Although Farnsworth succeeded in his endeavor by inventing the first electronic television, he was deprived of the credit owing to Sarnoff’s RCA’s television which was developed at the same time. Farnsworth fought a legal battle to claim his invention but lost to the powerful and wealthy Sarnoff. Both Farnsworth and Sarnoff were persistent in their struggle to take the credit for the first invented television. The book brings forth the various intricacies of the legal battle fought between Farnsworth and Sarnoff. The obscurity which surrounds Farnsworth is cleared away by the author. The author reveals the unrelenting qualities of a genius, Farnsworth.
The book presents both Farnsworth and Sarnoff as persons who aim and work hard for the goals set by them. The author never attempts to depict Sarnoff in a negative shade. Sarnoff behaves as a corporate leader is expected to behave to secure benefits for his business. The author mentions about the struggle between Farnsworth and Sarnoff by providing precise information, without holding anyone as moral or immoral.
Although the book sheds light on the struggle of Farnsworth, the true inventor of the television, the book lacks in some aspects. One of them is the exclusion of technical details regarding the innovation of Farnsworth’s electronic television. The book fails to provide in-depth information about the method implemented by Farnsworth to create the first electronic television. The book focuses mainly on the struggle of Farnsworth and overlooks the technical aspects of the invention which led to the struggle.
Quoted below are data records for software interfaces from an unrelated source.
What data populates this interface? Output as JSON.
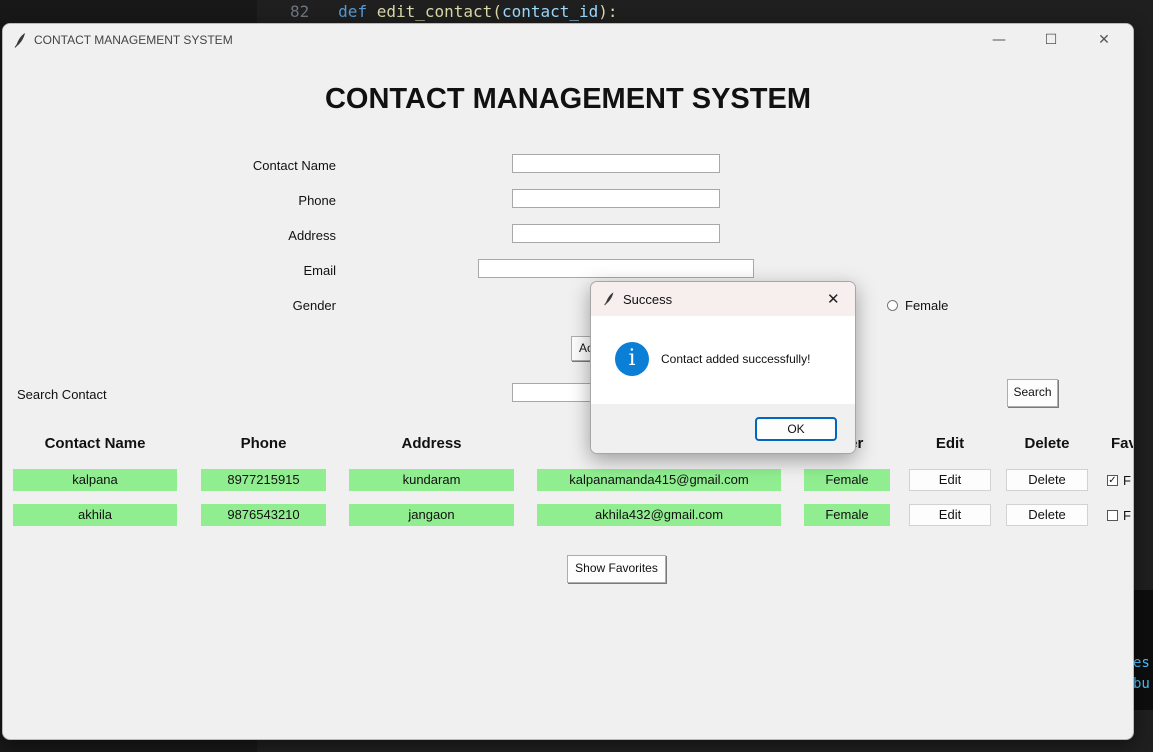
{
  "editor": {
    "line_number": "82",
    "code_def": "def",
    "code_fn": "edit_contact",
    "code_paren_open": "(",
    "code_param": "contact_id",
    "code_paren_close": "):",
    "right_text_1": "es",
    "right_text_2": "bu"
  },
  "window": {
    "title": "CONTACT MANAGEMENT SYSTEM",
    "minimize": "—",
    "maximize": "☐",
    "close": "✕"
  },
  "heading": "CONTACT MANAGEMENT SYSTEM",
  "form": {
    "name_label": "Contact Name",
    "phone_label": "Phone",
    "address_label": "Address",
    "email_label": "Email",
    "gender_label": "Gender",
    "female_label": "Female",
    "add_button_partial": "Ac"
  },
  "search": {
    "label": "Search Contact",
    "button": "Search"
  },
  "table": {
    "headers": {
      "name": "Contact Name",
      "phone": "Phone",
      "address": "Address",
      "gender_partial": "ler",
      "edit": "Edit",
      "delete": "Delete",
      "fav_partial": "Fav"
    },
    "rows": [
      {
        "name": "kalpana",
        "phone": "8977215915",
        "address": "kundaram",
        "email": "kalpanamanda415@gmail.com",
        "gender": "Female",
        "edit": "Edit",
        "delete": "Delete",
        "fav_checked": true,
        "fav_partial": "F"
      },
      {
        "name": "akhila",
        "phone": "9876543210",
        "address": "jangaon",
        "email": "akhila432@gmail.com",
        "gender": "Female",
        "edit": "Edit",
        "delete": "Delete",
        "fav_checked": false,
        "fav_partial": "F"
      }
    ]
  },
  "show_favorites": "Show Favorites",
  "dialog": {
    "title": "Success",
    "close": "✕",
    "message": "Contact added successfully!",
    "ok": "OK",
    "info_glyph": "i"
  },
  "colors": {
    "cell_bg": "#90ee90",
    "info_blue": "#0a7fd5",
    "dialog_title_bg": "#f7eeee"
  },
  "icons": {
    "app": "feather-icon",
    "dialog_app": "feather-icon",
    "info": "info-icon"
  }
}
The other weakness that is perceptible throughout the book is the inclusion of stories of other inventors. The numerous stories that run parallel to the story of Farnsworth and Sarnoff lead to confusion. One such story which details the conflicts that arose between Armstrong and Sarnoff is covered by the author to such an extent that it confuses the reader. The author writes about the relation of Armstrong and Sarnoff, and the consequent rifts developed in their relation. “While Armstrong waited expectantly for some mention of FM Revolution, Sarnoff instead made a dramatic announcement that the company would commit $1 million to its television research program.” (Stashower, 2002). Reading these stories can lead a reader away from the main story which is concerned with the struggle of Farnsworth.
Television has changed the world of entertainment and made it possible to bring the whole world in the drawing rooms of the people. But the fortunes of the person who invented the television, remained unchanged. It was Philo T. Farnsworth who invented the first electronic television but the world credits RCA for the invention of the television. The book The Boy Genius and the Mogul: The Untold Story of Television depicts the struggle of Farnsworth to convince the world that it was his innovation which led to the creation of first electronic television. The book provides all the particulars regarding the battle that took place between Farnsworth and David Sarnoff but fails to include the technical details of Farnsworth’s innovation.
Stashower, D. (2002). The Boy Genius and the Mogul: The Untold Story of Television.